How those court battles play out could shape the landscape of gun control for generations and eventually determine state and federal legislators’ ability to enact lasting gun laws, advocates like Suplina told Al Jazeera.
“This moment is really important because expansive, unprecedented readings of the Second Amendment could lead to challenges of life-saving gun laws,” he said.
In the eight months immediately after the ruling, an analysis by Jacob Charles, an associate professor at Pepperdine Caruso School of Law, found there had been 212 claims adjudicated in courts across the US challenging pre-existing gun restrictions based on Bruen.
In at least 31 of the claims, the courts ruled in favour of the challenger. Those cases include successful claims against requirements for licences to carry guns, assault weapon bans, and bans on so-called untraceable “ghost guns”, the report showed.
Most recently, pro-gun groups cited the Bruen ruling in an emergency appeal to the Supreme Court, seeking to block Illinois’s recently passed ban on assault-style firearms and large-capacity magazines. They argued there is “no historical analogue to such a ban”. A lower court, however, previously ruled the ban fits within “the history of firearm regulation”.
Oh, dear. Really?
Do you mean to tell me that a ruling is being used to argue the unconstitutionality of a gun control law? I’m shocked. Shocked, I tell you!
That is, of course, precisely what was always going to happen, and let’s not think for a moment that if the ruling went a different way and gun control groups could, they wouldn’t dare use a Supreme Court ruling to challenge a state law.
Of course they would.
The truth is that Bruen is probably the best ruling we could have hoped for. What’s more, it lays the groundwork for the protection of not just our gun rights, but all of our rights. There are those who want to restrict your right to protest, your right to speech, and a plethora of other things right here and now. They want to keep you from being able to fully enjoy your constitutionally protected rights.

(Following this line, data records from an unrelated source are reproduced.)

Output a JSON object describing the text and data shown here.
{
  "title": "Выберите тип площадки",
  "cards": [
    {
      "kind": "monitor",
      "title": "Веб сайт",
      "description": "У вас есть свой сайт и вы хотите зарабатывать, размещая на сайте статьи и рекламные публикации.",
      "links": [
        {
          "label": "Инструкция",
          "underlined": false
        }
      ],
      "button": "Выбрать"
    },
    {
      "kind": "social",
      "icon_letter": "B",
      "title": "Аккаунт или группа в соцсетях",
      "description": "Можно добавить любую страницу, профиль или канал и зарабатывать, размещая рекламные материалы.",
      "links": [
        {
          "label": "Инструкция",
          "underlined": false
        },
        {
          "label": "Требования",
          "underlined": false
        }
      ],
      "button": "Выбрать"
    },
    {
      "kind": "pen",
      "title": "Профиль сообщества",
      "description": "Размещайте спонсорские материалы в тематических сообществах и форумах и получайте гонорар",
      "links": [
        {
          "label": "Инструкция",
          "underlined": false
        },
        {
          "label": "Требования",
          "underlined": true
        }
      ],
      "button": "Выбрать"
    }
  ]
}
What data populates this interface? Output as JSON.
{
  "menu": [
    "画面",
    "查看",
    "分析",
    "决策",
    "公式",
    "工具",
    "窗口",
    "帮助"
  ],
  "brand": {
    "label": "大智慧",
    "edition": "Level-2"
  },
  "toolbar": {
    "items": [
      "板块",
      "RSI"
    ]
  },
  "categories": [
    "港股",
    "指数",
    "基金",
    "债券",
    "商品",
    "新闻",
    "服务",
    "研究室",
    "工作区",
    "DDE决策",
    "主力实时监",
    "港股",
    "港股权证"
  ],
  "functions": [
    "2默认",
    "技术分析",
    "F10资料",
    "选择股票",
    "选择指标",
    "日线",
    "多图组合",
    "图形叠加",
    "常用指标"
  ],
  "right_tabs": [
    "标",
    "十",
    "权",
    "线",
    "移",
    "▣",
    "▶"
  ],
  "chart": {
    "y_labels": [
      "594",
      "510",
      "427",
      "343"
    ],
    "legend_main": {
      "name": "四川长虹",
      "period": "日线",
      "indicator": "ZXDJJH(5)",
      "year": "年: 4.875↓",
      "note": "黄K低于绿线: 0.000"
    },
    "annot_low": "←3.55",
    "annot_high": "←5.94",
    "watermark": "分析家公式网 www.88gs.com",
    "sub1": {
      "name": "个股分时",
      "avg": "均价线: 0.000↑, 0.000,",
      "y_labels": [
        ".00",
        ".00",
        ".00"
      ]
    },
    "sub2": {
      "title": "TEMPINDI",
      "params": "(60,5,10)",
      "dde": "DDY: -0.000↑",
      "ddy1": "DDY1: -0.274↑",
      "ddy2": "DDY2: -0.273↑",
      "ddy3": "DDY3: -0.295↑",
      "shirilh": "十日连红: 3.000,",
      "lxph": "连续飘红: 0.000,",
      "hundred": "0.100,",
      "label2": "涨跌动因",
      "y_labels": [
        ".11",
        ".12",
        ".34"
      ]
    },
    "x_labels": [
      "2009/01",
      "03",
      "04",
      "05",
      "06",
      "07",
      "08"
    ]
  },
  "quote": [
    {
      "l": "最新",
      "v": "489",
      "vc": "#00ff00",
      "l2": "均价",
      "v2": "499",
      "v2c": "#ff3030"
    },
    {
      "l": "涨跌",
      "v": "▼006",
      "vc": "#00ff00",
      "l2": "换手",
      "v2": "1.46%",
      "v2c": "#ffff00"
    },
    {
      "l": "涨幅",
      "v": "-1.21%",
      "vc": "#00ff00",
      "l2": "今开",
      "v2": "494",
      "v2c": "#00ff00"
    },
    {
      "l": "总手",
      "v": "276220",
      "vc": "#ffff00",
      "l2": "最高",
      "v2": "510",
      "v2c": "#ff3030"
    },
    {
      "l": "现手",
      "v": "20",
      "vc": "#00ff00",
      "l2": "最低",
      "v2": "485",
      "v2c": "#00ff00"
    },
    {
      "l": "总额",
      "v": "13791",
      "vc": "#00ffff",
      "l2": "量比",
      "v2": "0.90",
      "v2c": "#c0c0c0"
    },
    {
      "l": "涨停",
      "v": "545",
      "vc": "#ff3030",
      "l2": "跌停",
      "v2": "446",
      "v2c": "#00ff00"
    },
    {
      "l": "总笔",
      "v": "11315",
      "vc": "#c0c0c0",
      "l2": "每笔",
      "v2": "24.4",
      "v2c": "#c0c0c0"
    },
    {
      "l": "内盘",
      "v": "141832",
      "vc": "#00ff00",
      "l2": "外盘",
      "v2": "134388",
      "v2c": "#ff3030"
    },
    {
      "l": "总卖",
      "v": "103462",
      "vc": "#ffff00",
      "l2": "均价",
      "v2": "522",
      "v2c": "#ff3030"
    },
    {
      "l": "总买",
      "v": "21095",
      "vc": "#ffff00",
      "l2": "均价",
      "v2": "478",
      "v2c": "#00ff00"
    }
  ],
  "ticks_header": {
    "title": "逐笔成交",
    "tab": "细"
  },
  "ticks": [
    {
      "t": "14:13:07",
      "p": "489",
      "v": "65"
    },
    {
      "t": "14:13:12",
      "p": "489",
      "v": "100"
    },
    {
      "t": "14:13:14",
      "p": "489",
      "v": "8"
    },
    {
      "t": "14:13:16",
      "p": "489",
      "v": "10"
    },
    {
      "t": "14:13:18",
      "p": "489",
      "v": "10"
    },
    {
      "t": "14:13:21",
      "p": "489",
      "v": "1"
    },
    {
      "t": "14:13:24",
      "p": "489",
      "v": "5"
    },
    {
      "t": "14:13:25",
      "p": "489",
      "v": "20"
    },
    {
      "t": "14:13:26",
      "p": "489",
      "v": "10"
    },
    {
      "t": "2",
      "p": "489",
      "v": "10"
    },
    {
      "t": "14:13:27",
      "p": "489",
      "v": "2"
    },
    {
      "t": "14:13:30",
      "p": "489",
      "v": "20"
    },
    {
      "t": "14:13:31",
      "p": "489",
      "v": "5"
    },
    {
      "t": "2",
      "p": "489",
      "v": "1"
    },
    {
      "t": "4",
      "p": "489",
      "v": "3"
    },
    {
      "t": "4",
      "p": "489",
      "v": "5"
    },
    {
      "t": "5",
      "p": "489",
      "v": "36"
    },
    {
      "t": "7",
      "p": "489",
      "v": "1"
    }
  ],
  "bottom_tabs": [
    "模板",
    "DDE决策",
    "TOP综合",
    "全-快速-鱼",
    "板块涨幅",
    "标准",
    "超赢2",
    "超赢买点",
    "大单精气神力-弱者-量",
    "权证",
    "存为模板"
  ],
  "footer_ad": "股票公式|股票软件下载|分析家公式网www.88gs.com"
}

Bruen’s framework doesn’t just protect gun rights, but all of them.
In the meantime, though, it screwing up gun control efforts throughout the nation isn’t cause for concern. It’s cause for celebration.